Clear questions and runnable code
get the best and fastest answer
I thought this was an interesting challenge, so I've been talking to the professional bloggers I know and wandering around the web looking for tips on building a successful blog. Here's a summary of what I found.
Develop a distinguishing twist. There are lots and lots of programming blogs out there. Learn what they are like and pick something that makes yours "different". This means knowing yourself well. Are you funny? Do you have a droll twist on things? Or maybe your sense of humor is only so-so, but you are top notch at explaining things that are hard for others to understand. Maybe you have a funky way of solving problems that is surprisingly effective. Or a special interest in audio software or robotics. Whatever it is, choose something that you are very good at and no one else in the software blog-o-sphere can do as well as you, with your particular style and grace.
Don't start empty.Start your blog with at least 5 posts. A single post can't give someone a feel for what the site will be like. The first five posts should give potential readers a feel for the range and style of content on your blog. Even if you are only writing about Perl, there are lots of ways to do that. Let your readers know what your particular twist is.
Keep the pace up. Pacing is very important.
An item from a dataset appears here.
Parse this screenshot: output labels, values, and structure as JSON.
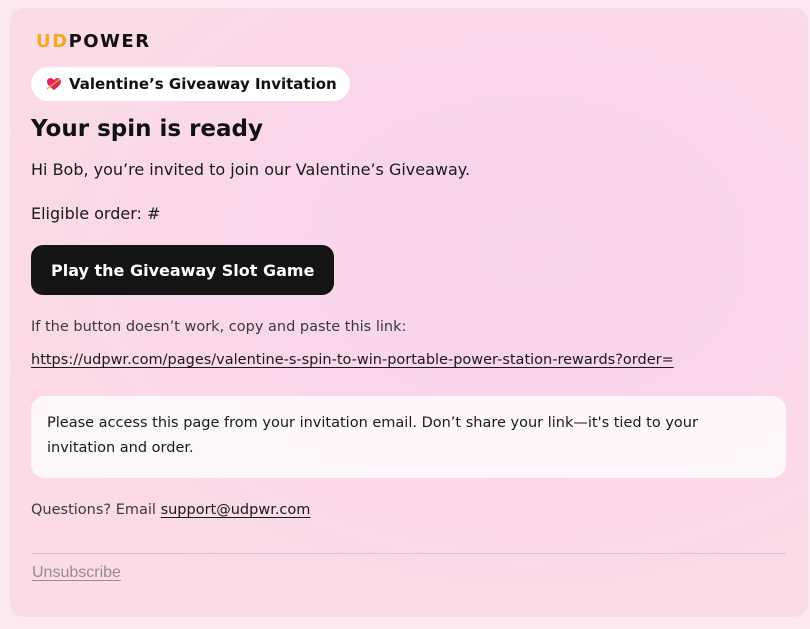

New material ranks higher than older material on Google. Even more important, if you write on a regular schedule, readers are more likely to check in from time to time to see what is new. Keeping up a regular pace can be difficult. Some tips by professional bloggers I know (one of whom is my spouse):
Publicize your blog. "Write it and they will come" just won't work in a world where there are literally millions of blogs. Here are some tips on where and how to publicize your blog
Track your readership. We all know that up-votes and down-votes can help us monitor the quality and interest level of our posts here at Perl monks. Out in the blog-o-sphere we also need to track the quality and interest that our blogs are generating. There are many, many tools to do this. To get web statistics you could go with a CPAN solution like Apache::LogParser which has some canned statistics, or Parse::AccessLogEntry which breaks up the access log lines into fields so you can roll your own stats. There is also the open source Perl solution AWStats if you prefer a more full-bodied solution. Finally, you could consider third party services like Google Analytics (free) or Lyris/ClickTracks (fee for service). These two are intended only as examples - no recommendation is implied.
Make the blog easy on the eyes. We all know how hard it is to read a poorly formatted PM post and many of us skip them. The same will happen if your blog fails to catch the eye. Too much text makes some eyes swim - even the eyes of good coders. Blogs should mix visuals and text, diagrams and explanations wherever possible.
Even a few purely decorative elements can be good. Find a piece of art you like or an animation you feel is cool. But make sure that what you choose makes sense given your blog's special spin or captures its emotional energy. If you are blogging about Perl, software and movie production, it might make sense to have some film production pictures - you could even ask the studio: you might get a yes (after all - they need to promote themselves too). If you are blogging on Perl and computer art, maybe you want so top notch drawing or photos touched up with Perl programs.
And don't limit yourself to visuals. Consider linking to YouTube teaching videos and outtakes from Perl conferences that do a good job of illustrating concepts your blog believes in. And if you are blogging on computer generated music, maybe a few sound tracks would be appropriate.
And then there are the code samples. Code samples should be syntax highlighted and nicely formatted. If you can use Perl on your blog site (you can, can't you?), Perl::Tidy is your friend. If you can stand PHP, GeSHi provides a very nice multi-language syntax highlighter.
Make yourself useful Having lots of material on a site is great. Being able to find it is even better. Make sure you use your tagging system well so that people can use "categories" to quickly find articles of interest. Use a good search engine for your blog content (CPAN recommendations anyone?) and make the search box easy to find. You'd be surprised about how many blogs out there have great material that is hard to find. Don't be like PM before we had super search.
Ask your friends and fellow monks for feedback Stats can only take you so far and readers are more often than not silent. A friendly eye can go a long way to see ways you can polish up your site or improve your publication strategy. We all want to see Perl thrive, so let us know what you are up to and feel free to ask those you trust here for feedback on your new blog.
Best of luck, beth